Exercise objective:
Scan the entries below and return each line that contains "verified".

#####

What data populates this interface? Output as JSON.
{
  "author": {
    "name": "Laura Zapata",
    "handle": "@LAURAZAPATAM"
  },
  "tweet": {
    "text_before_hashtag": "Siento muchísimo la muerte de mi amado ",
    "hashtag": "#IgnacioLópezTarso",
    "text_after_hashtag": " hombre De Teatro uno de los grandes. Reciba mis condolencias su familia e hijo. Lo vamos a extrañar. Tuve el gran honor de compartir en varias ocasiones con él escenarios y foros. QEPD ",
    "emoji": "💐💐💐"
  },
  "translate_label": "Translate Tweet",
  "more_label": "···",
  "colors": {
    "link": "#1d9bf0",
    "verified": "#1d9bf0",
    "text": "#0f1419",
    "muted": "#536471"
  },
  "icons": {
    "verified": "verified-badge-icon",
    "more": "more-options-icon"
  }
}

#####

Written answer:
    "verified": "#1d9bf0",
    "verified": "verified-badge-icon",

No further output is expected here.